Updated: May 6
This time of year it takes me all evening to re-hydrate after a couple of attics. Thank goodness for a working air conditioner at home! During most home inspections the living space has few surprises. The most costly ones are found in the attic, basement and HVAC systems. It's easy to spot a compressor/condenser unit that is more than 25 years old. It's more difficult to know what to do with one that's been compressing for around 15 years, which is the recommended replacement age.
Most technicians say they can keep any unit running. The issue becomes cost of maintenance, loss of efficiency, difference in efficiency with new models, effect on resale value and peace of mind.
One thing affecting maintenance cost is the price of the old R22 coolant, which is getting so scarce the price has risen tenfold. The new coolant is R410A. Also, failing cooling systems can affect other components in your home. I have seen many a disintegrating coil/pan leak onto a perfectly good furnace and ruin it.

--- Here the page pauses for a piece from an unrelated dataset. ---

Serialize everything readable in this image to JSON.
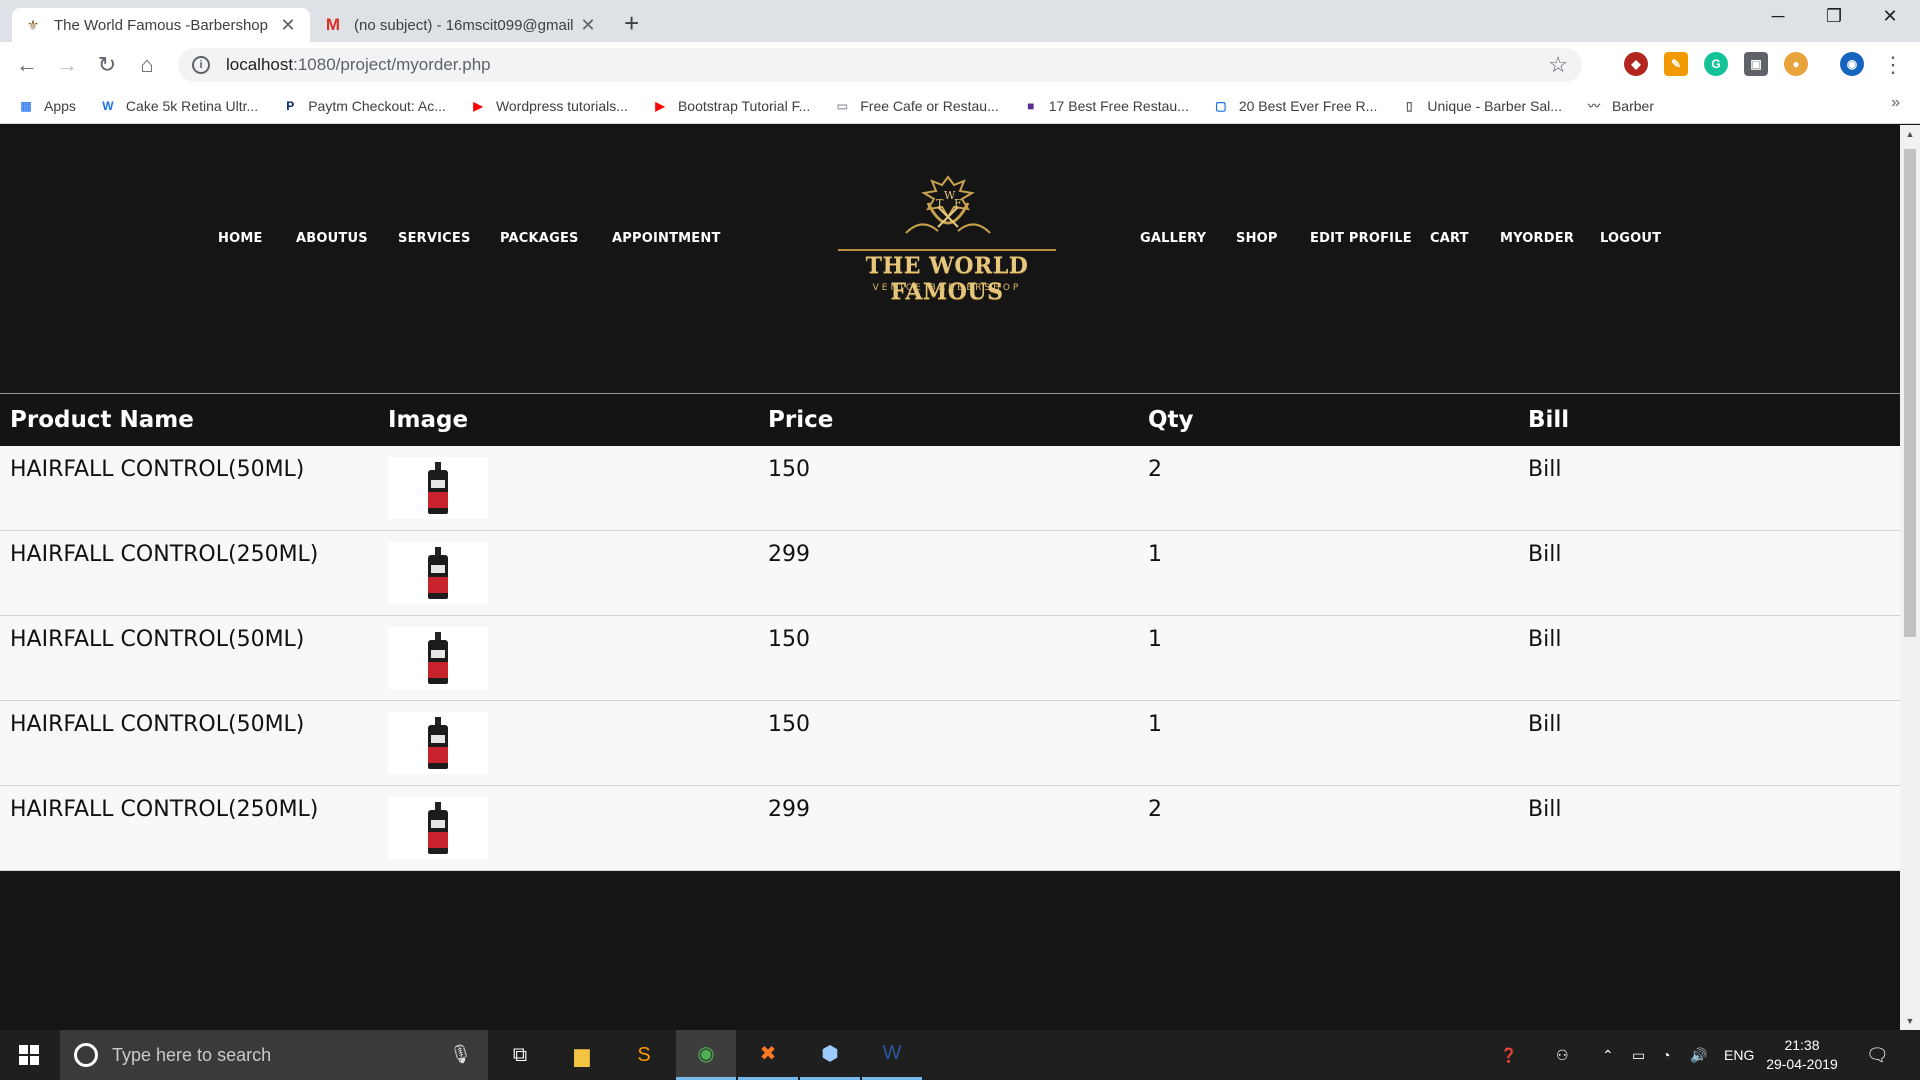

Here's what a coil looks like that is not going to function very well.
By the way, gas furnaces last about 25 years, after which the heat exchanger probably has leaks in it.
The newer AC models have a higher efficiency, measured in SEER (Seasonal Energy Efficiency Ratio), so they cool using less electricity. Click here for SEER comparisons.
Checking the outside of a home first means I run into the compressor/condenser unit early on. An old one means a big question mark for the purchaser given the high cost of replacement. Better to have everything in good enough working order so the buyers can just move without a significant expense. As always, regular maintenance assures the best performance. Low coolant levels, and broken down insulation on the low pressure line is just a waste of electricity.
Finally, peace of mind. Having an AC unit fail in 100 degree weather is not fun and it makes one susceptible to rash spending under such duress. Here is a good source for repair or replace decisions.